But the ruling comes as a surprise. Less than four months ago, an opinion by the Court's advocate-general Niilo Jaeaeskinen suggested that ESMA's powers "go beyond what could be legitimately adopted as a harmonising measure necessary for the establishment or functioning of the internal market."

Although such opinions are not binding on the court, they are rarely contradicted by its team of judges.

The ruling also overturns a legal mechanism that UK officials have relied on to prevent 'mission-creep' since joining the European Community in 1971.

Under the so-called 'Meroni' ruling of 1958, which originally applied to the European Coal and Steel Community, delegated powers from EU institutions to agencies could not involve political judgements because this would undermine the balance of power between EU institutions.

Contacted by this website, a government spokesman said that the UK was "disappointed" with the ruling.

"We've consistently said we want tough financial regulation that works but any powers conferred on EU agencies must be consistent with the EU Treaties and ensure legal certainty," he said.

"We will now consider the judgment in detail and respond, in full, at a later date."

The case is the first of a series of legal challenges that the UK, which has Europe's largest financial services sector, has launched against EU regulation.

In 2013, the UK joined with Luxembourg to oppose plans by eleven EU countries to set up a financial transactions tax. It is also challenging new rules to cap bank bonuses.

Brussels to tame 'Wild West' derivatives and short-selling

In the latest part of its endeavour to bring an end to the light-touch regulatory climate that produced the economic crisis, the European Commission has proposed a series of rules intending to shine a light on the until-now murky trading in some of the market's more complicated financial practices: derivatives and short-selling.

EU miffed by unilateral German ban on short-selling

Germany's decision to place a unilateral ban on naked short-selling of eurozone sovereign debt instruments has drawn a frosty response from its EU partners, with the European Commission saying the move highlighted the need for a more co-ordinated regulatory approach.

Feature

Why northeast Italy traded in League for Brothers of Italy

EUobserver spoke with several business figures and all confirmed they voted for Georgia Meloni's Brothers of Italy because it promised stability, less bureaucracy and tax cuts. Matteo Salvini's anti-EU rhetoric scared them, while they trust Meloni has "more common sense".
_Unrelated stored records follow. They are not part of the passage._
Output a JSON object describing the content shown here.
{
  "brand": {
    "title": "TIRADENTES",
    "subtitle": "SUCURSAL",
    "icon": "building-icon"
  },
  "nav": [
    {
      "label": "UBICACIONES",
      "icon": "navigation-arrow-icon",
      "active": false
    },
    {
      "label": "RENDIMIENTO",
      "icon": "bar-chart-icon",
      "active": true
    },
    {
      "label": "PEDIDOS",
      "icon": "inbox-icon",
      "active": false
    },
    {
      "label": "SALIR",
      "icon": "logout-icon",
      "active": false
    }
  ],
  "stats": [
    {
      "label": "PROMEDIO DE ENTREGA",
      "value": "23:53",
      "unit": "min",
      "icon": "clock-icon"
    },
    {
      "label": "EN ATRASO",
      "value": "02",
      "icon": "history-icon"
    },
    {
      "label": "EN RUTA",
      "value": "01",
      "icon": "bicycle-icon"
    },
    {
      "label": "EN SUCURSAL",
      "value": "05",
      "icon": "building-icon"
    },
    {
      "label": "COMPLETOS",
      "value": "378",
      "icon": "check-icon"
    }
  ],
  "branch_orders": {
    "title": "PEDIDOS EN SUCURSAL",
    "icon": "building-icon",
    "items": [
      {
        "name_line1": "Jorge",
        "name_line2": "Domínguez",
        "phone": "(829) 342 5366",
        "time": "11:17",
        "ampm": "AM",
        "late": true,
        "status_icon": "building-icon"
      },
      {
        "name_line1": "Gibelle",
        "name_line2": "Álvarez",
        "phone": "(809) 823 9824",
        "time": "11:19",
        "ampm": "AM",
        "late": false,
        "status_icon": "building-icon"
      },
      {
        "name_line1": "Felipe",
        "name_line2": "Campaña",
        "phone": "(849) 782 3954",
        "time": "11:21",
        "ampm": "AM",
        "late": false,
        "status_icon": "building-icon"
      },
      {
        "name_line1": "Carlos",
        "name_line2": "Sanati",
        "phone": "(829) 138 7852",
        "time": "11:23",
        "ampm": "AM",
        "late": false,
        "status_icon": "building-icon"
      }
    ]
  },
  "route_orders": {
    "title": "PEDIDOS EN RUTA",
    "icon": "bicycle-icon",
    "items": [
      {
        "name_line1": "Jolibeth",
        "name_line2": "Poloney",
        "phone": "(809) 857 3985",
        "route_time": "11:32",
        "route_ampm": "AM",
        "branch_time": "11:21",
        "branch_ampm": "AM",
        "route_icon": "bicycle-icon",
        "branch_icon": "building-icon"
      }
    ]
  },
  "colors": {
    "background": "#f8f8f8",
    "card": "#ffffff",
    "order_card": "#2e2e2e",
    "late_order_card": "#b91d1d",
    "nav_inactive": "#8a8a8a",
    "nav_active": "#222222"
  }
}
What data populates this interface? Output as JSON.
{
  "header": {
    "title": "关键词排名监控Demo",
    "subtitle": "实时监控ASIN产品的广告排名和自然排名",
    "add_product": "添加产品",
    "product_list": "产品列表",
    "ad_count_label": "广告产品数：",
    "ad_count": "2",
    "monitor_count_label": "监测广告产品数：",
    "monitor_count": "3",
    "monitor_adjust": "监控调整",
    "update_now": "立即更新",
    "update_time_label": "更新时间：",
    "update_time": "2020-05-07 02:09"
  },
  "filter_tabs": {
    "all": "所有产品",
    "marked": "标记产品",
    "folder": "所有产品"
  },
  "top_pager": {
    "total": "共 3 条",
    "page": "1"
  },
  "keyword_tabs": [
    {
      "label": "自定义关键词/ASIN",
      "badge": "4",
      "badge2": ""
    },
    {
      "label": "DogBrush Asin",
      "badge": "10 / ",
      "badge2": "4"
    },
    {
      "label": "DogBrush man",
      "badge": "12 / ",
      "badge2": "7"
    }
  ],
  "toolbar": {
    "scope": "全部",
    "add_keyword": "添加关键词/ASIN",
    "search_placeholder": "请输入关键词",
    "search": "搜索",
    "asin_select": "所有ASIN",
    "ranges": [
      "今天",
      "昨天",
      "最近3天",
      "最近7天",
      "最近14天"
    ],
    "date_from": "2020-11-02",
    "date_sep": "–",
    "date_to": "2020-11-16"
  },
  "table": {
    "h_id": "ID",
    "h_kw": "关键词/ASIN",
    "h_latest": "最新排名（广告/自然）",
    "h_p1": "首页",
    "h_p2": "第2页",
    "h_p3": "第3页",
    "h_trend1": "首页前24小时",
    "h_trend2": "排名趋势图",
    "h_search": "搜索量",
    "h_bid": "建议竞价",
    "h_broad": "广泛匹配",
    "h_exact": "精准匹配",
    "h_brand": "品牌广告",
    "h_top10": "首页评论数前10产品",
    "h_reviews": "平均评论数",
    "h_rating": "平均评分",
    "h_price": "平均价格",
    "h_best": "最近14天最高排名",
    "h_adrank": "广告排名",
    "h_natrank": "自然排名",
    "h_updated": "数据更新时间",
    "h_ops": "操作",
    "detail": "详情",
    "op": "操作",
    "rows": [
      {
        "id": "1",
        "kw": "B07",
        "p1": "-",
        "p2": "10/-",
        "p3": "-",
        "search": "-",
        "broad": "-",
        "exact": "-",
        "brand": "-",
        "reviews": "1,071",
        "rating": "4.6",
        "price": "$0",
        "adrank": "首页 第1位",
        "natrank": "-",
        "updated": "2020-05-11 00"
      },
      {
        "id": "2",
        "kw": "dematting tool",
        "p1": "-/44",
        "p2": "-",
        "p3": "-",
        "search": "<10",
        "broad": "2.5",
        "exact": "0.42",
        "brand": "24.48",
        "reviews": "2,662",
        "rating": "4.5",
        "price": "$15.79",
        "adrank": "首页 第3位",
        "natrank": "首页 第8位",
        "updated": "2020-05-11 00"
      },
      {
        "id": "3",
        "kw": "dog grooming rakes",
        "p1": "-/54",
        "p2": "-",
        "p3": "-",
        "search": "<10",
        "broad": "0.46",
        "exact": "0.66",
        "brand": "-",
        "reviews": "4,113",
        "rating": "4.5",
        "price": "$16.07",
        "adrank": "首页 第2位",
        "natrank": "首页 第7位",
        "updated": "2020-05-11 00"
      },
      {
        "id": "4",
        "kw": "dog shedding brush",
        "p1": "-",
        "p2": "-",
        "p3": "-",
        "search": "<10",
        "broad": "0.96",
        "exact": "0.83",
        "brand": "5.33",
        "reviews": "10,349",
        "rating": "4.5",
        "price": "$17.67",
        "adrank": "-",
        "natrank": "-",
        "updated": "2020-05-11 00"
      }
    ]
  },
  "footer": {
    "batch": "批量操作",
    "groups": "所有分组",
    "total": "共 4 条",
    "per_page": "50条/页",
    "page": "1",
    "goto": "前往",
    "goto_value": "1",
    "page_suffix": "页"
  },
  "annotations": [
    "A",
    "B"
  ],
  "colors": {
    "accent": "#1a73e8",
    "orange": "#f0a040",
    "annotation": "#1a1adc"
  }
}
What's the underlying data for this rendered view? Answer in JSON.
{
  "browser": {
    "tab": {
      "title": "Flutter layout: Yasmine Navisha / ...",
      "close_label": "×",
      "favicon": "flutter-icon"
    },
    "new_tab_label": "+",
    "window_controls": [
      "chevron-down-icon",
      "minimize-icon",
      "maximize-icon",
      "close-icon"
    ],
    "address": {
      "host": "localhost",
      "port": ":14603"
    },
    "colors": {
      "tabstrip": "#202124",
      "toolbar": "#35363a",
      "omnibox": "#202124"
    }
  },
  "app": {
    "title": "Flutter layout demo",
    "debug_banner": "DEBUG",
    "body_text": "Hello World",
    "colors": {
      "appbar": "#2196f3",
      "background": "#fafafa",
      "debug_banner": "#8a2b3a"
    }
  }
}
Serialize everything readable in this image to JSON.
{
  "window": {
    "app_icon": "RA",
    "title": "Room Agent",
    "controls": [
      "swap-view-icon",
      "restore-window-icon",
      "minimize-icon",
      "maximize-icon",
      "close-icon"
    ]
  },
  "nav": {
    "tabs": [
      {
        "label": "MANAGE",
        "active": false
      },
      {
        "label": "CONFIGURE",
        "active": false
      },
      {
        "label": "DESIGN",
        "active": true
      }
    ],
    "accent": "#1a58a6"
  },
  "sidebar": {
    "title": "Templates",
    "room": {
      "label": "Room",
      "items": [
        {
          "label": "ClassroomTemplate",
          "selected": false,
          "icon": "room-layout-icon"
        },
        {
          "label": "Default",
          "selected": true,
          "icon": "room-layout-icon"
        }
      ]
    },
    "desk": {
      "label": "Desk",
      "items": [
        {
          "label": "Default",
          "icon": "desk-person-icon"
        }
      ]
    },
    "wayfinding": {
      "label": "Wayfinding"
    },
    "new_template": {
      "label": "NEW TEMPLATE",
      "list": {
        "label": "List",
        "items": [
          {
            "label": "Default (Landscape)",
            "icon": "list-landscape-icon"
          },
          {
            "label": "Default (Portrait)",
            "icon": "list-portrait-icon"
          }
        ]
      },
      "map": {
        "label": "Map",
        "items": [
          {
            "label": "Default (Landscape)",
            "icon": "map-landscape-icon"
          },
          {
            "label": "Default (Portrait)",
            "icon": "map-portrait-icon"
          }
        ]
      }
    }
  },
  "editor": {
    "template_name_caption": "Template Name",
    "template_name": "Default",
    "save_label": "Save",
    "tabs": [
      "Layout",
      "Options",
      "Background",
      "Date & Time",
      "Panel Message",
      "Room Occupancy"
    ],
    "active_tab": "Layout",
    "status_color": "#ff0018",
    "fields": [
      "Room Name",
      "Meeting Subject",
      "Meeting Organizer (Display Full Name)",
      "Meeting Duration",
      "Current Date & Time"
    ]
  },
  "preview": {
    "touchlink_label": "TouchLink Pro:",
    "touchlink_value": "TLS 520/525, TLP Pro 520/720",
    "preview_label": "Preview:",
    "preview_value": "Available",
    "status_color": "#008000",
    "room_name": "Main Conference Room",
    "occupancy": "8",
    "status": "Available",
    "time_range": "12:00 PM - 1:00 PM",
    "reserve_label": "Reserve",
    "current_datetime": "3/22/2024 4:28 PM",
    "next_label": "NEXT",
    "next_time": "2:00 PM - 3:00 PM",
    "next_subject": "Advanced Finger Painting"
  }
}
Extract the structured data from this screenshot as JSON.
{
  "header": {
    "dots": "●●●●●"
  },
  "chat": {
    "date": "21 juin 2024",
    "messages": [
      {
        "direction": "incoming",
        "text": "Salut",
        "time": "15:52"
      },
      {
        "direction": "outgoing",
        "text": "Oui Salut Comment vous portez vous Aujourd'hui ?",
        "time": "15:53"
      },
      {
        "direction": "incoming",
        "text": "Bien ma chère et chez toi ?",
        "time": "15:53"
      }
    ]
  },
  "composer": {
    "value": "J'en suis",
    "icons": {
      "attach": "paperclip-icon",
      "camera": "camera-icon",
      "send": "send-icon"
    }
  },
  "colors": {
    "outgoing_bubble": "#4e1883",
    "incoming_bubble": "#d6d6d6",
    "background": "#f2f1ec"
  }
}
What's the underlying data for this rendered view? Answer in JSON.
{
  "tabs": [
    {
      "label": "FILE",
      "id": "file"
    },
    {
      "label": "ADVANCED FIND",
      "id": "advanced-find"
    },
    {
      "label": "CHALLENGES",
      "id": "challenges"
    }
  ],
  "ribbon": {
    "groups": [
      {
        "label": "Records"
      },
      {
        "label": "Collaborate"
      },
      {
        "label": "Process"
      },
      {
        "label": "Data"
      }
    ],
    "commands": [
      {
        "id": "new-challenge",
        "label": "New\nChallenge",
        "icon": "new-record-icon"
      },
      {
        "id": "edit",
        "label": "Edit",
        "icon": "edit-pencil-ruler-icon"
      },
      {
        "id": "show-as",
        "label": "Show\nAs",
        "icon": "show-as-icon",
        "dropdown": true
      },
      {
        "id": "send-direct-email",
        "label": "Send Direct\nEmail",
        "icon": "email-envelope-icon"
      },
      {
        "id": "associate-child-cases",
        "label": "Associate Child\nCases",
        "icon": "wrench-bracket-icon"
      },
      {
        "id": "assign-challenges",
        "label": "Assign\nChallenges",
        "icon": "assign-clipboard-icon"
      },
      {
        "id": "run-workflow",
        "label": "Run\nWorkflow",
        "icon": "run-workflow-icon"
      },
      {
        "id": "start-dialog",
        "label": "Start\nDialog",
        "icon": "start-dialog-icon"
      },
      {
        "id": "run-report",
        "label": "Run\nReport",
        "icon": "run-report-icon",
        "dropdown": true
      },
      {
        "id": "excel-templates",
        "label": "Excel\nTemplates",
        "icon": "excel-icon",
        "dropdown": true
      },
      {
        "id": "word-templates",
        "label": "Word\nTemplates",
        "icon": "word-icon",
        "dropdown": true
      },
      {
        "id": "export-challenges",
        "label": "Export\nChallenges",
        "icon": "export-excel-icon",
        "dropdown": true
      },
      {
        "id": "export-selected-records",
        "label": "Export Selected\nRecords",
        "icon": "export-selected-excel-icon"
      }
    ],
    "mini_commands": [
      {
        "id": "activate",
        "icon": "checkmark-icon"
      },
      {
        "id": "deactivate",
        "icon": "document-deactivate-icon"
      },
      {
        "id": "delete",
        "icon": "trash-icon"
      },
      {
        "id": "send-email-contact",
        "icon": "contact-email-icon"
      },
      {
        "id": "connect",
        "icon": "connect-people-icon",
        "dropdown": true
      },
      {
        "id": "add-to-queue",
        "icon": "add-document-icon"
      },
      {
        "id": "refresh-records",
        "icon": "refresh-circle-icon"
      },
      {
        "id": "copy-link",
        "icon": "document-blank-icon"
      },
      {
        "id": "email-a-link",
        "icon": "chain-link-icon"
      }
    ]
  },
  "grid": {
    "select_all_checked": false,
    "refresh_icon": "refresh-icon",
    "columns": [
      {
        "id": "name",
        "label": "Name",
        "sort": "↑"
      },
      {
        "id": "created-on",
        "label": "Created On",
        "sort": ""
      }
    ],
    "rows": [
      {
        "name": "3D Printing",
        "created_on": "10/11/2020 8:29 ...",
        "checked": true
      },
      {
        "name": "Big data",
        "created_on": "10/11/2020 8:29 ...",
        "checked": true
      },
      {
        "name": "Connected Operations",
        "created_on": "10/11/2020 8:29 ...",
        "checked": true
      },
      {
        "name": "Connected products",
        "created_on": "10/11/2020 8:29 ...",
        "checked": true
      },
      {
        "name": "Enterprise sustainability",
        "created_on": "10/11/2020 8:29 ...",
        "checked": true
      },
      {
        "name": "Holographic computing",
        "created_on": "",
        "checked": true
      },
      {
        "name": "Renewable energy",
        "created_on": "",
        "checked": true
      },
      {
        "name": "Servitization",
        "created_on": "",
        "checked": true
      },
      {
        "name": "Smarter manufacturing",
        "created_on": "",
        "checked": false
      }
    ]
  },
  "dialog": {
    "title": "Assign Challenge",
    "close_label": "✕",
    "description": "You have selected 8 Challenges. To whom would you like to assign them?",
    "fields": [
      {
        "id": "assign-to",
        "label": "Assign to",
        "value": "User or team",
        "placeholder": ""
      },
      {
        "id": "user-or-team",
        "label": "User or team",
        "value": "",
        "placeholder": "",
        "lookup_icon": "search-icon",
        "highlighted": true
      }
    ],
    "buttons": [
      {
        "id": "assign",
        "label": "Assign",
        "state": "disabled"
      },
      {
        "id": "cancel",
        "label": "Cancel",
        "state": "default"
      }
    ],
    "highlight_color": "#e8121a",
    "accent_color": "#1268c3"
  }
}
News in Brief

  1. EU ministers adopt measures to tackle soaring energy bills
  2. EU takes Malta to court over golden passports
  3. EU to ban Russian products worth €7bn a year more
  4. Denmark: CIA did not warn of Nord Stream attack
  5. Drone sightings in the North Sea 'occurred over months'
  6. Gazprom threatens to cut gas deliveries to Europe via Ukraine
  7. New compromise over EU energy emergency measures
  8. 15 states push for EU-wide gas price cap

Stakeholders' Highlights

  1. The European Association for Storage of EnergyRegister for the Energy Storage Global Conference, held in Brussels on 11-13 Oct.
  2. EFBWW – EFBH – FETBBA lot more needs to be done to better protect construction workers from asbestos
  3. European Committee of the RegionsThe 20th edition of EURegionsWeek is ready to take off. Save your spot in Brussels.
  4. UNESDA - Soft Drinks EuropeCall for EU action – SMEs in the beverage industry call for fairer access to recycled material
  5. Nordic Council of MinistersNordic prime ministers: “We will deepen co-operation on defence”
  6. EFBWW – EFBH – FETBBConstruction workers can check wages and working conditions in 36 countries

Latest News

  1. Ukrainian chess prodigy: 'we are not going to resign...anywhere'
  2. Going Down Under — EU needs to finish trade deal with Australia
  3. MEPs worry Russian disinfo weakens support for Ukraine
  4. Everything you need to know about the EU gas price cap plan
  5. Why northeast Italy traded in League for Brothers of Italy
  6. How US tech giants play EU states off against each other
  7. Deregulation of new GMO crops: science or business?
  8. The European shipping giants plying Putin's fossil-fuels trade

Join EUobserver

Support quality EU news

Join us